Segment Start: Listed entries
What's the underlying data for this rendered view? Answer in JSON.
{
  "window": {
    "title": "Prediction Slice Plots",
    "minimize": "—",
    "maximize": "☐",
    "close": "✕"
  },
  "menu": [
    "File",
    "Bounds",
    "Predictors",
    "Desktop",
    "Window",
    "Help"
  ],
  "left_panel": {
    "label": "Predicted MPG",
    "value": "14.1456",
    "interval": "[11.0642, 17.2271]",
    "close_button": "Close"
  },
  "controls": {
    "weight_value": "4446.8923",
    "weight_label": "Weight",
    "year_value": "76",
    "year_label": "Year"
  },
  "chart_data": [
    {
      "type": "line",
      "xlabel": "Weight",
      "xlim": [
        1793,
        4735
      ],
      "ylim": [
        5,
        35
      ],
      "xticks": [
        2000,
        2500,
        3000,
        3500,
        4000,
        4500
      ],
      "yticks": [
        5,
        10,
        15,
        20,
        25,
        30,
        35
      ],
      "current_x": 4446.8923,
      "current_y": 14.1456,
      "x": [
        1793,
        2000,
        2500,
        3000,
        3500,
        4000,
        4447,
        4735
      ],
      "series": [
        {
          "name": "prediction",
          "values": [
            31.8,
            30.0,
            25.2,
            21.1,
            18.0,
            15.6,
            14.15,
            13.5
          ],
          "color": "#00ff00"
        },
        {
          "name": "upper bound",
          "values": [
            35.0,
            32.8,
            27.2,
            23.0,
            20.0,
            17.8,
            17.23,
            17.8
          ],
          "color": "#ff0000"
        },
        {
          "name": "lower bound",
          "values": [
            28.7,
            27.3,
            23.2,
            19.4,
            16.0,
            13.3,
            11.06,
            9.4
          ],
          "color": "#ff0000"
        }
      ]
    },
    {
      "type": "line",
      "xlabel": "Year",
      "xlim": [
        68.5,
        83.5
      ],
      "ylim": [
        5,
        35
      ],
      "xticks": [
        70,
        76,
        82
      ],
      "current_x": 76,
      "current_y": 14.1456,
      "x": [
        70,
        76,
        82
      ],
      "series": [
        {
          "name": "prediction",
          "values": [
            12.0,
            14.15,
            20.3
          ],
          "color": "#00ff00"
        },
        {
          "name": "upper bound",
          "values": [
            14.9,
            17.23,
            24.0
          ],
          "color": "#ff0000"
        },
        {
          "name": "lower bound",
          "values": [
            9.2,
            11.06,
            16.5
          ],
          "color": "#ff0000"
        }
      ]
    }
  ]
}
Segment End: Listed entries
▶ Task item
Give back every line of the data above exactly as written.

▶ Expected answer
What's the underlying data for this rendered view? Answer in JSON.
{
  "window": {
    "title": "Prediction Slice Plots",
    "minimize": "—",
    "maximize": "☐",
    "close": "✕"
  },
  "menu": [
    "File",
    "Bounds",
    "Predictors",
    "Desktop",
    "Window",
    "Help"
  ],
  "left_panel": {
    "label": "Predicted MPG",
    "value": "14.1456",
    "interval": "[11.0642, 17.2271]",
    "close_button": "Close"
  },
  "controls": {
    "weight_value": "4446.8923",
    "weight_label": "Weight",
    "year_value": "76",
    "year_label": "Year"
  },
  "chart_data": [
    {
      "type": "line",
      "xlabel": "Weight",
      "xlim": [
        1793,
        4735
      ],
      "ylim": [
        5,
        35
      ],
      "xticks": [
        2000,
        2500,
        3000,
        3500,
        4000,
        4500
      ],
      "yticks": [
        5,
        10,
        15,
        20,
        25,
        30,
        35
      ],
      "current_x": 4446.8923,
      "current_y": 14.1456,
      "x": [
        1793,
        2000,
        2500,
        3000,
        3500,
        4000,
        4447,
        4735
      ],
      "series": [
        {
          "name": "prediction",
          "values": [
            31.8,
            30.0,
            25.2,
            21.1,
            18.0,
            15.6,
            14.15,
            13.5
          ],
          "color": "#00ff00"
        },
        {
          "name": "upper bound",
          "values": [
            35.0,
            32.8,
            27.2,
            23.0,
            20.0,
            17.8,
            17.23,
            17.8
          ],
          "color": "#ff0000"
        },
        {
          "name": "lower bound",
          "values": [
            28.7,
            27.3,
            23.2,
            19.4,
            16.0,
            13.3,
            11.06,
            9.4
          ],
          "color": "#ff0000"
        }
      ]
    },
    {
      "type": "line",
      "xlabel": "Year",
      "xlim": [
        68.5,
        83.5
      ],
      "ylim": [
        5,
        35
      ],
      "xticks": [
        70,
        76,
        82
      ],
      "current_x": 76,
      "current_y": 14.1456,
      "x": [
        70,
        76,
        82
      ],
      "series": [
        {
          "name": "prediction",
          "values": [
            12.0,
            14.15,
            20.3
          ],
          "color": "#00ff00"
        },
        {
          "name": "upper bound",
          "values": [
            14.9,
            17.23,
            24.0
          ],
          "color": "#ff0000"
        },
        {
          "name": "lower bound",
          "values": [
            9.2,
            11.06,
            16.5
          ],
          "color": "#ff0000"
        }
      ]
    }
  ]
}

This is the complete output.